First and foremost, the long term financial stability of the league has to be secured, and one way to do that is to have a Salary Cap. Salary Caps can be found in most sports albeit in different forms. The English Football League implements a Cap dependent on a team’s turnover. A club’s turnover is it’s gross income, and English clubs from the Championship down to League 2 are not allowed to spend salaries beyond a certain percentage of it’s turnover. But the Salary Cap I want the PPL (Philippine Premier League) to follow is not the English one, but the one being used by our neighbor down under.
Australia’s Hyundai A League has adopted the Salary Cap since it’s inception. It’s loosely based on the US MLS’ ( Major League Soccer) model. But what is the purpose of a cap? It’s basically a safety measure to ensure that A League clubs only spend within their means to minimize the risk of clubs folding because of financial irresponsibility.
“The Salary Cap facilitates competitive balance and parity between Clubs by ensuring that the playing talent is distributed amongst the Hyundai A-League Clubs. In doing so, this increases the attraction of the competition to fans, sponsors and broadcast partners.
The Salary Cap also safeguards the economic viability of the Hyundai A-League by ensuring that Clubs are not put in a position where they are forced to spend beyond their financial capabilities in order to stay competitive on the field.”
With that being said, how can the PPL follow the A League and MLS’ example? We could add our own twist to the salary cap to cater to our market here. The first thing to think about with regards to the cap is the players salary, here’s an example we could use.
All figures will be minimum unless stated, gross amounts (taxes not included), non inclusive of bonuses on performance targets, etc.
16-18 local: 3 years, 25k (25k x 13 months)
19+ local: 3 years, 5 years max 30k (30k x 13)
Pinoy Max contracts: 2 years, 300k, subject to conditions
Foreign contracts: 1 year, 60k to 300k max, Max subject to conditions
A soft cap of 2.5m per month would be a good start. The cap could gradually increase every year depending on the league office.
A Maximum of 20% overspend over the cap will be allowed. For teams over the cap, there will be a luxury tax Up to 10% overcap: 0.10 for every 1 Peso over the cap, 10.01-15% overcap: 0.15/every Peso overcap, 15.01-20%: 0.20/ every Peso + Flat 200k fine for every year that a club is overcapped. The fine will be evenly distributed to every club that is not overspending by more than 10% of the cap.
“But why bother with these complicated rules? The free market is better!”
Just because it’s been there longer doesn’t necessarily mean it’s better. Most clubs outside of the top domestic divisions in Europe are in debt because of unchecked spending. The current FFP or Financial Fair Play rules have done little to ensure the small club’s financial stability. The free spending has also removed any form of parity in Europe’s top leagues. Winners are mostly decided based on who can spend more and buy the best players. Having a salary cap will force teams to be smart with their player acquisitions. General Managers will have to wheel and deal to be able to construct the best team possible while still being compliant to the salary cap.

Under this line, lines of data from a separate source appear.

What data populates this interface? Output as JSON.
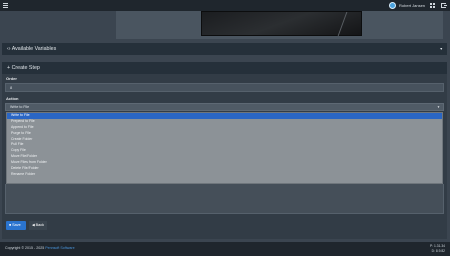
{
  "header": {
    "user_name": "Robert Jansen"
  },
  "sections": {
    "available_variables": "‹› Available Variables",
    "create_step": "+ Create Step",
    "collapse_caret": "▼"
  },
  "form": {
    "order_label": "Order",
    "order_value": "8",
    "action_label": "Action",
    "action_value": "Write to File",
    "action_options": [
      "Write to File",
      "Prepend to File",
      "Append to File",
      "Purge to File",
      "Create Folder",
      "Pull File",
      "Copy File",
      "Move File/Folder",
      "Move Files from Folder",
      "Delete File/Folder",
      "Rename Folder"
    ],
    "selected_index": 0
  },
  "buttons": {
    "save_label": "Save",
    "back_label": "Back"
  },
  "footer": {
    "copyright_prefix": "Copyright © 2015 - 2025 ",
    "company": "Pennsoft Software",
    "version_line1": "P: 1.31.34",
    "version_line2": "D: 8.9.82"
  }
}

It wouldn’t hurt if the league tries and tap into familiar territory.
The PFL was a mixed bag. It was a success for the reason that it was the first fully professional football league in the country. The country was represented by teams as far north as Ilocos to down south in Davao. But logistical problems arised by the time of the second season. With Ilocos United folding, and Global FC having to forfeit games because they could not travel to opponents home stadiums. Playing in a single/ and or select venues can alleviate the expenses teams will incur compared to playing home and away. The PBA, the oldest professional Basketball league in Asia does it. I know the 2 sports are different but it’s the most feasible solution in our current landscape.

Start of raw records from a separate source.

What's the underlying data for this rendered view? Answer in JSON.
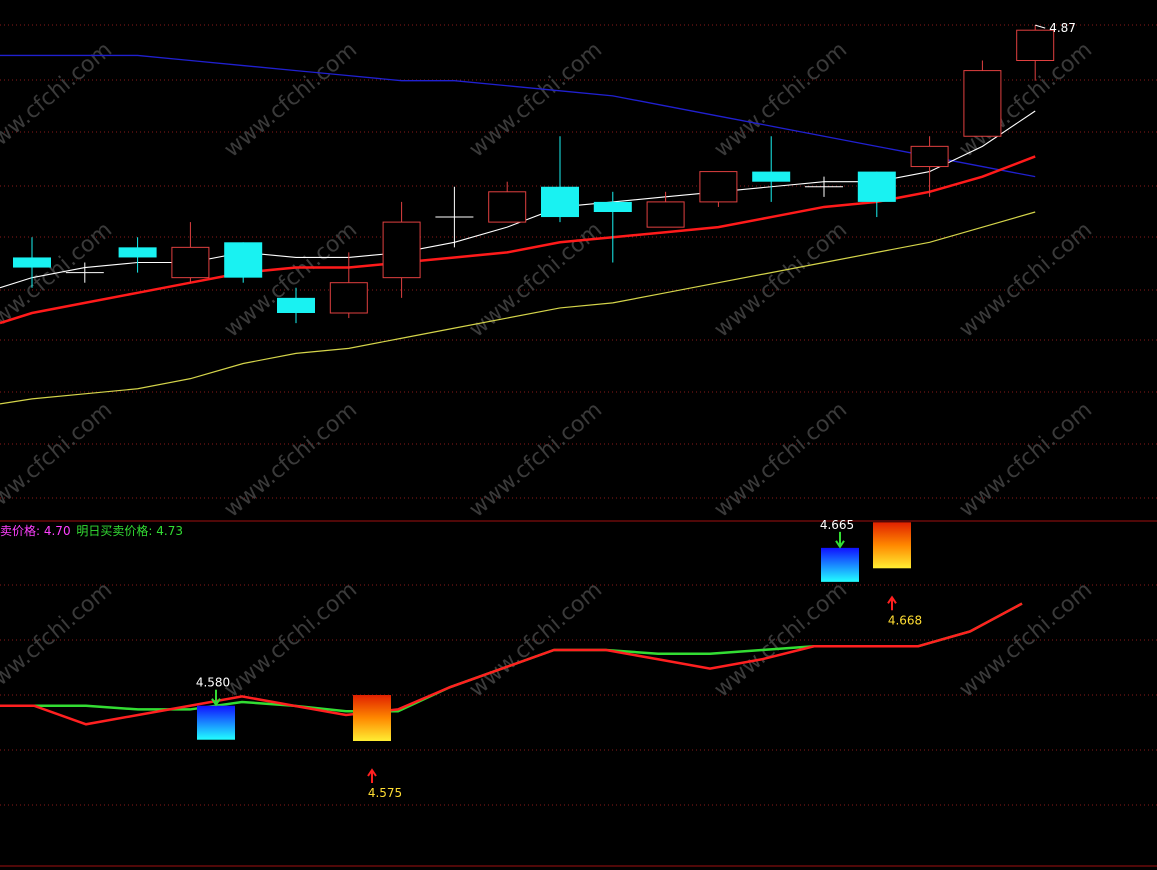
{
  "colors": {
    "background": "#000000",
    "grid": "#8a1a1a",
    "up_candle": "#e04040",
    "down_candle": "#19f2f2",
    "ma_white": "#ffffff",
    "ma_red": "#ff1a1a",
    "ma_yellow": "#d4d44a",
    "ma_blue": "#2020d0",
    "buy_line": "#ff2020",
    "sell_line": "#33dd33",
    "label_magenta": "#ff40ff",
    "label_green": "#33dd33",
    "label_white": "#ffffff",
    "label_yellow": "#ffdd33"
  },
  "header": {
    "sell_label": "卖价格: ",
    "sell_value": "4.70",
    "buy_label": "明日买卖价格: ",
    "buy_value": "4.73"
  },
  "watermark": "www.cfchi.com",
  "chart_data": [
    {
      "type": "candlestick",
      "price_range": [
        3.9,
        4.9
      ],
      "high_label": "4.87",
      "candles": [
        {
          "o": 4.41,
          "h": 4.45,
          "l": 4.35,
          "c": 4.39
        },
        {
          "o": 4.38,
          "h": 4.4,
          "l": 4.36,
          "c": 4.38
        },
        {
          "o": 4.43,
          "h": 4.45,
          "l": 4.38,
          "c": 4.41
        },
        {
          "o": 4.37,
          "h": 4.48,
          "l": 4.36,
          "c": 4.43
        },
        {
          "o": 4.44,
          "h": 4.44,
          "l": 4.36,
          "c": 4.37
        },
        {
          "o": 4.33,
          "h": 4.35,
          "l": 4.28,
          "c": 4.3
        },
        {
          "o": 4.3,
          "h": 4.42,
          "l": 4.29,
          "c": 4.36
        },
        {
          "o": 4.37,
          "h": 4.52,
          "l": 4.33,
          "c": 4.48
        },
        {
          "o": 4.49,
          "h": 4.55,
          "l": 4.43,
          "c": 4.49
        },
        {
          "o": 4.48,
          "h": 4.56,
          "l": 4.48,
          "c": 4.54
        },
        {
          "o": 4.55,
          "h": 4.65,
          "l": 4.48,
          "c": 4.49
        },
        {
          "o": 4.52,
          "h": 4.54,
          "l": 4.4,
          "c": 4.5
        },
        {
          "o": 4.47,
          "h": 4.54,
          "l": 4.47,
          "c": 4.52
        },
        {
          "o": 4.52,
          "h": 4.58,
          "l": 4.51,
          "c": 4.58
        },
        {
          "o": 4.58,
          "h": 4.65,
          "l": 4.52,
          "c": 4.56
        },
        {
          "o": 4.55,
          "h": 4.57,
          "l": 4.53,
          "c": 4.55
        },
        {
          "o": 4.58,
          "h": 4.58,
          "l": 4.49,
          "c": 4.52
        },
        {
          "o": 4.59,
          "h": 4.65,
          "l": 4.53,
          "c": 4.63
        },
        {
          "o": 4.65,
          "h": 4.8,
          "l": 4.65,
          "c": 4.78
        },
        {
          "o": 4.8,
          "h": 4.87,
          "l": 4.76,
          "c": 4.86
        }
      ],
      "ma_white": [
        4.37,
        4.39,
        4.4,
        4.4,
        4.42,
        4.41,
        4.41,
        4.42,
        4.44,
        4.47,
        4.51,
        4.52,
        4.53,
        4.54,
        4.55,
        4.56,
        4.56,
        4.58,
        4.63,
        4.7
      ],
      "ma_red": [
        4.3,
        4.32,
        4.34,
        4.36,
        4.38,
        4.39,
        4.39,
        4.4,
        4.41,
        4.42,
        4.44,
        4.45,
        4.46,
        4.47,
        4.49,
        4.51,
        4.52,
        4.54,
        4.57,
        4.61
      ],
      "ma_yellow": [
        4.13,
        4.14,
        4.15,
        4.17,
        4.2,
        4.22,
        4.23,
        4.25,
        4.27,
        4.29,
        4.31,
        4.32,
        4.34,
        4.36,
        4.38,
        4.4,
        4.42,
        4.44,
        4.47,
        4.5
      ],
      "ma_blue": [
        4.81,
        4.81,
        4.81,
        4.8,
        4.79,
        4.78,
        4.77,
        4.76,
        4.76,
        4.75,
        4.74,
        4.73,
        4.71,
        4.69,
        4.67,
        4.65,
        4.63,
        4.61,
        4.59,
        4.57
      ]
    },
    {
      "type": "line",
      "series": [
        {
          "color": "buy_line",
          "values": [
            4.58,
            4.58,
            4.57,
            4.575,
            4.58,
            4.585,
            4.58,
            4.575,
            4.578,
            4.59,
            4.6,
            4.61,
            4.61,
            4.605,
            4.6,
            4.605,
            4.612,
            4.612,
            4.612,
            4.62,
            4.635
          ]
        },
        {
          "color": "sell_line",
          "values": [
            4.58,
            4.58,
            4.58,
            4.578,
            4.578,
            4.582,
            4.58,
            4.577,
            4.577,
            4.59,
            4.6,
            4.61,
            4.61,
            4.608,
            4.608,
            4.61,
            4.612,
            4.612,
            4.612,
            4.62,
            4.635
          ]
        }
      ],
      "markers": [
        {
          "label": "4.580",
          "kind": "sell",
          "index": 4.5
        },
        {
          "label": "4.575",
          "kind": "buy",
          "index": 7.5
        },
        {
          "label": "4.665",
          "kind": "sell",
          "index": 16.5
        },
        {
          "label": "4.668",
          "kind": "buy",
          "index": 17.5
        }
      ]
    }
  ]
}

Another thing I think we need to bring back is the playoffs. Having the playoffs is part of our sporting DNA. From Basketball to Volleyball, most of the widely played sports in our country all have post season knock out rounds. Now we can’t discount the team that tops the table at the end of the season, there should be a trophy for both the winner of the playoffs and the the winner of the regular season. In a way, we can get our AFC Cup participants from said winners. The playoffs is not alien to the sport of football. Europe has it in the form of promotion/relegation playoffs. Teams in North and South America have it as well. The excitement of the knockout rounds could prove beneficial in bringing butts into the seats come post season. Pinoys love their knockout games.

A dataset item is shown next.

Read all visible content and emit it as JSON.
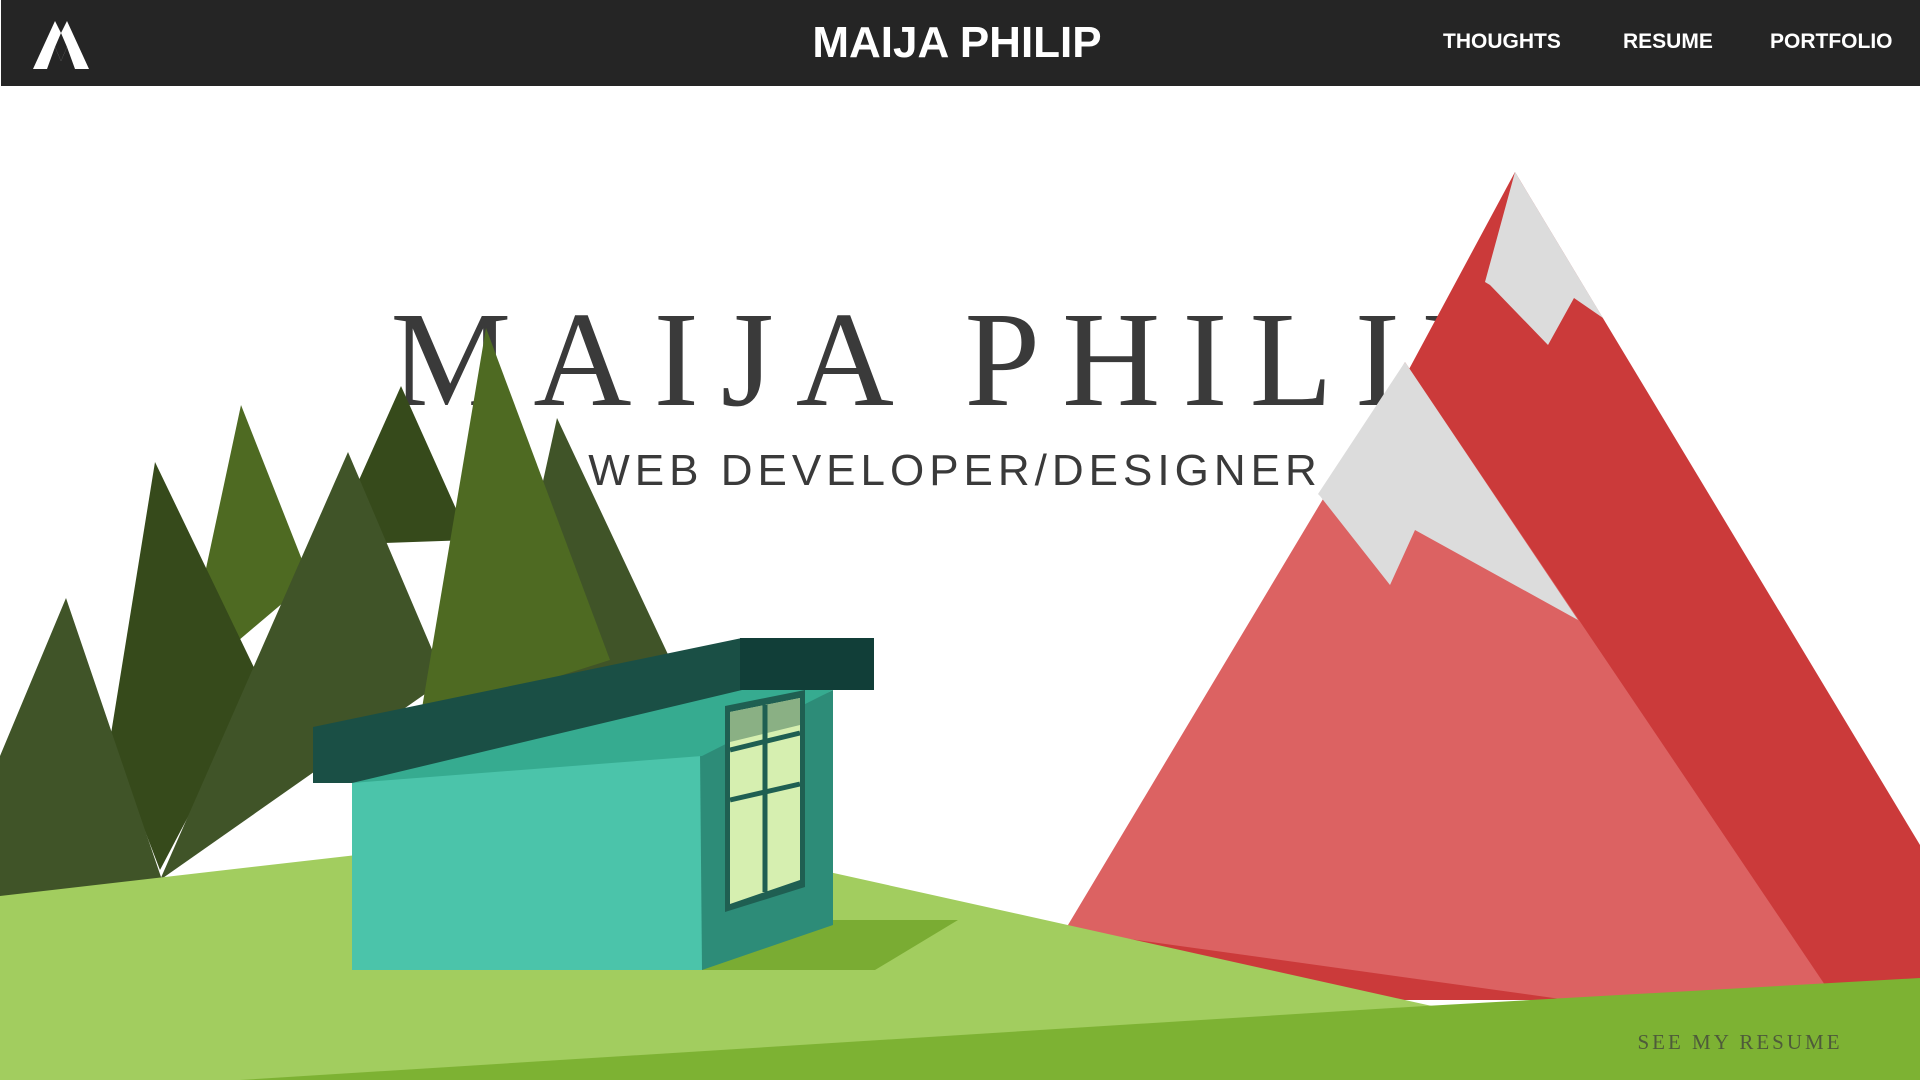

In essence, deviating from the norm is not always a bad thing, changing how we run things in our league could prove to be exciting and beneficial in the long run. It might not please the “purists”, but like the saying goes, “the only thing constant in this world is change”.